so i guess the 4-star rating is puzzling. but it's a really great novel. it's full of really interesting ideas about being human, the self, society, ethics, obsession, creation, destruction. it was pretty much an all-you-can-eat theme and symbolism buffet. there were a few parts that i really liked where characters were found guilty of crimes that they had not committed. it seems possible that this was one of the first books to suggest that innocence and guilt are internal things, and that our courts systems don't always get it right, or are even incapable of being "right."
also, Frankenstein's monster seemed more human than Frankenstein himself. i kept trying to figure out why this was so. if it had been written fifty years ago, i wouldn't have been very impressed. but keeping in mind its publication date, and shelley's age when she wrote it (omg19), i really enjoyed it.(less)
I read Chopin's novel after finishing Henry James's Daisy Miller, which was published 20 years earlier, and helped to establish some context. i did ha...moreI read Chopin's novel after finishing Henry James's Daisy Miller, which was published 20 years earlier, and helped to establish some context. i did have some problems with the actions and motivations of Mrs. Pontellier, but overall i really enjoyed it, specifically the psychological component and the style.
compared to other Victorian realist novels, this is an incredibly objective handling of such a controversial subject and i was really relieved that there wasn't any heavy-handed moralizing. i was impressed by how Chopin managed to avoid passing judgment on Edna, or advocating her egoistic lifestyle. i feel confident in saying that whatever we may feel about Edna, it's not a reaction contrived by any subtle bias on Chopin's part.
i also enjoyed that Edna rebelled against the pretensions of society, and attempted to return to a more natural state of being. when she moved to a smaller house, she claimed to descend in class, but grow in spirituality. this is not necessarily feminism, but simply good humanism. excess and artifice are unnatural, and can make anyone feel as despondent as Edna. i got the sense that Darwin's writing influenced Chopin; appeals to natural biology or "animalism" colorered some of the more passionate parts of the book.
when the doctor told Edna that "youth was given to illusions... decoys for mothers in order to preserve the race..." it became clear the sort of animal nature that Chopin was giving to her characters
i also liked how the language moved away from the very ornate Victorian, such as the style of Henry James, which relies on vocabulary and intricate sentence structure. this novel was written very sensually, and even had a few peculiar non-sequitur metaphors that aren't impressive by today's standards, but were probably important to the direction of literature

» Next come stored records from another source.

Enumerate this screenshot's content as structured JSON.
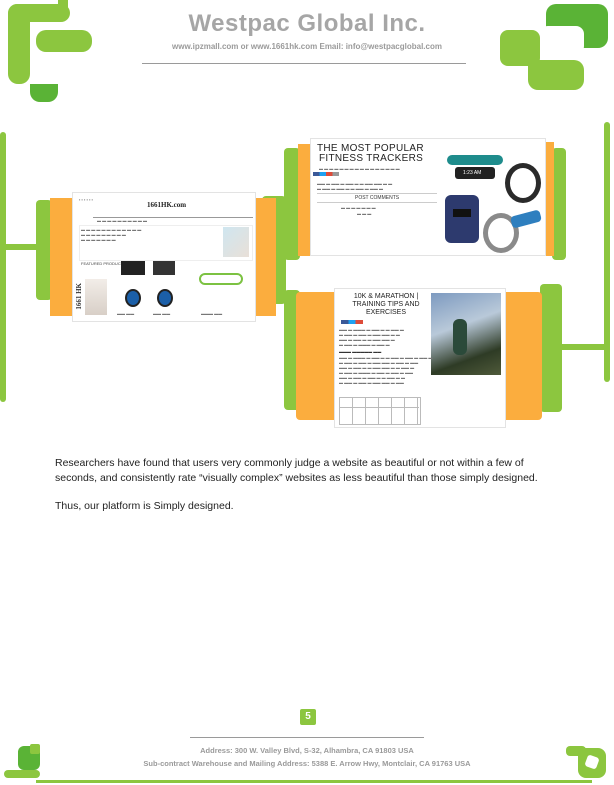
{
  "header": {
    "company": "Westpac Global Inc.",
    "contact": "www.ipzmall.com or www.1661hk.com  Email: info@westpacglobal.com"
  },
  "screenshot_site": {
    "logo": "1661HK.com",
    "side_logo": "1661 HK",
    "featured": "FEATURED PRODUCTS"
  },
  "screenshot_fitness": {
    "title_line1": "THE MOST POPULAR",
    "title_line2": "FITNESS TRACKERS",
    "post_comments": "POST COMMENTS"
  },
  "screenshot_marathon": {
    "title_line1": "10K & MARATHON |",
    "title_line2": "TRAINING TIPS AND",
    "title_line3": "EXERCISES"
  },
  "body": {
    "paragraph1": "Researchers have found that users very commonly judge a website as beautiful or not within a few of seconds, and consistently rate “visually complex” websites as less beautiful than those simply designed.",
    "paragraph2": "Thus, our platform is Simply designed."
  },
  "page_number": "5",
  "footer": {
    "address1": "Address: 300 W. Valley Blvd, S-32, Alhambra, CA 91803 USA",
    "address2": "Sub-contract Warehouse and Mailing Address: 5388 E. Arrow Hwy, Montclair, CA 91763 USA"
  },
  "colors": {
    "green": "#8cc63f",
    "dark_green": "#5ab336",
    "orange": "#fbad3e",
    "gray": "#9a9a9a"
  }
}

was edna selfish and theatrical- sure. but i enjoyed the novel, it has the vitality of progress (less)